The fleets's success with "running and gunning" for yellowfin tuna traveling with porpoise the first day set the stage for some of the most exhilarating action.
Some boats raced to the offshore grounds the second day and began searching for the tell-tale bird schools flying above the frolicking porpoise and feeding tuna. Once spotted, the race was on! Full throttle petal to the metal, call it what you will. It makes for exciting fishing. With the boat speeding for the spot, several casters would position themselves near the bow, ready to fling their Sebile lures as far as possible. While in the stern, others stood at the ready, rod in one hand while the other hand clutched live bait leader with a live sardine swimming in the bait tank.
When approaching the school, it was pandemonium as the boats slowed with anglers on the bow casting as far as possible. Then, depending on the lure of choice, they begin popping and jigging or reeling at warp speed. Meanwhile, the anglers in the stern dropped live bait back as the boat slowed. More often than not, the results were multiple hookups which allowed for more serious tackle testing...battling the most tenacious fish in the ocean.
Inshore, the boats fishing for roosterfish slow-trolled live bait, searching for the tell-tale comb-like dorsal of feeding roosterfish on lighter spinning gear, ideally just behind the swells the inexorably rolled toward the sandy beaches framed by tropical greenery and soon turned into a wave that thunderously crashed harmlessly against the shore. Anglers on the boat cast surface poppers as close to shore as possible and reeled with long sweeps of the rods which often resulted in vicious strikes from small to medium sized roosters..not the grandes we had hoped for.
When the chatter on the VHF radio confirmed the spinner porpoise had been found and the tuna were biting, inshore boats quickly became offshore boats and raced toward the day's hotspot with anglers keen to hook into tuna.
It was not unusual for those boats to run across sailfish or striped marlin casually swimming and sunning itself on the surface or perhaps leaping about which provided yet another irresistible fishing opportunity and another species against which to pit the new spinning reels.
Throughout the three days, every one accepted the challenge to use and abuse the reels. I watched one angler crank the drag down so tight on a larger reel on a mismatched rod that the rod failed, breaking at the top of the but, and the drag held! On one tuna that I hooked on a spinning reel matched to the correct rod, I applied maximum drag; after the initial run the tuna was completely overwhelmed by the Penn system!
Gary Caputi, Striper Online, put it as well as anyone "The new Spinfisher V line of reels from Penn is a major breakthrough in quality and price point.
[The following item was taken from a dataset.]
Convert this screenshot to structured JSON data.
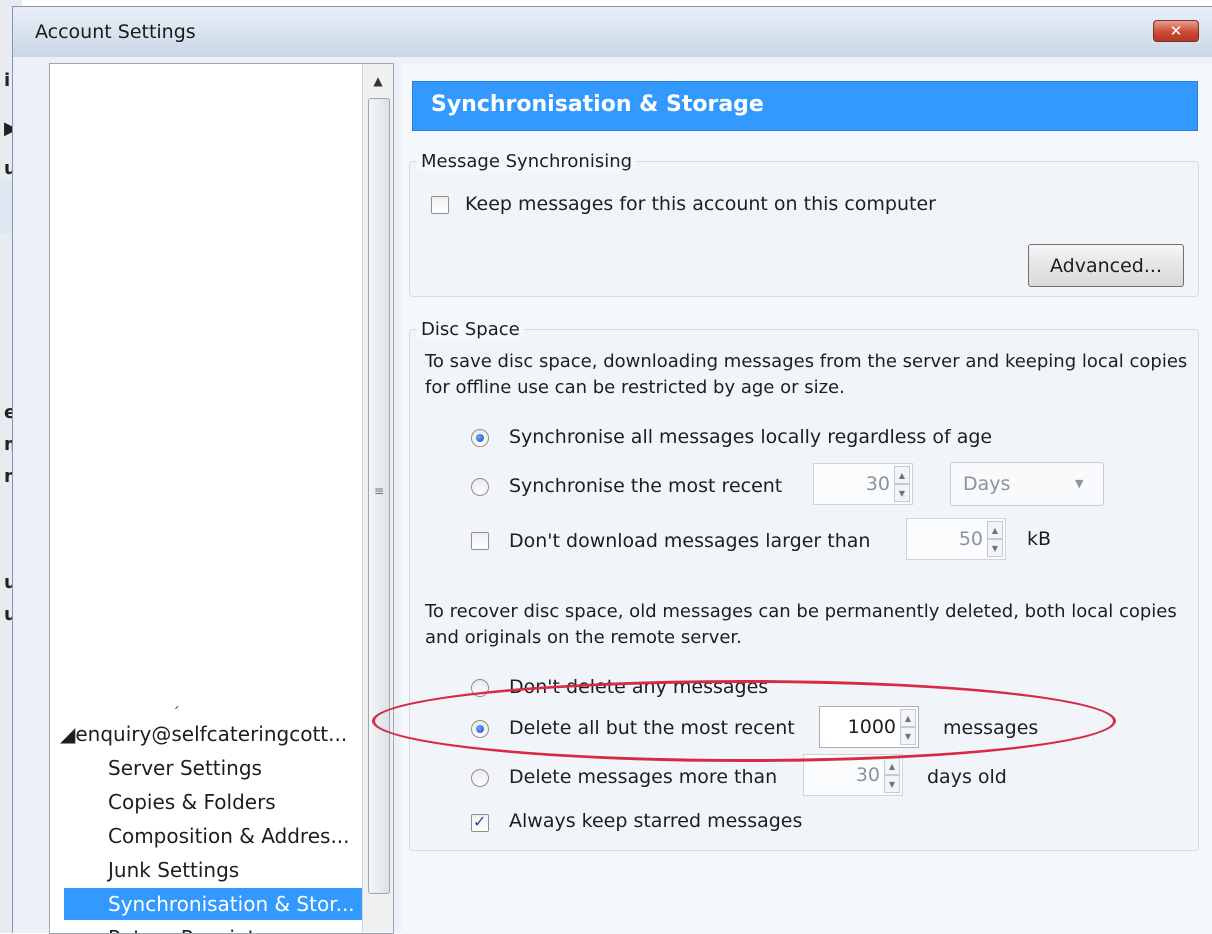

It offers features that are only found on reels costing for or five times as much, like a sealed drag and gear case. The drag system is as good as it gets, actually a direct copy of the system on their $900 Torque spinning reels. It's built tough and the price point for each size in the series is going to make it a hard act to follow for the competition.
This newly designed and reconfigured Fifth Generation Penn's Spinfisher V lived up to the claim that it was the "toughest spinning reel Penn ever made" . It's a spinning reel that would be welcomed in any angler's arsenal regardless of the size fish that was targeted-a far cry from the original model-which should quickly gain favor and acceptance like its ancestor, the 1963 greenie.
Aptly named, Penns Fifth Generation Spinfisher V is better than many other reels costing five times as much, or to be concise, the V is simply five times better.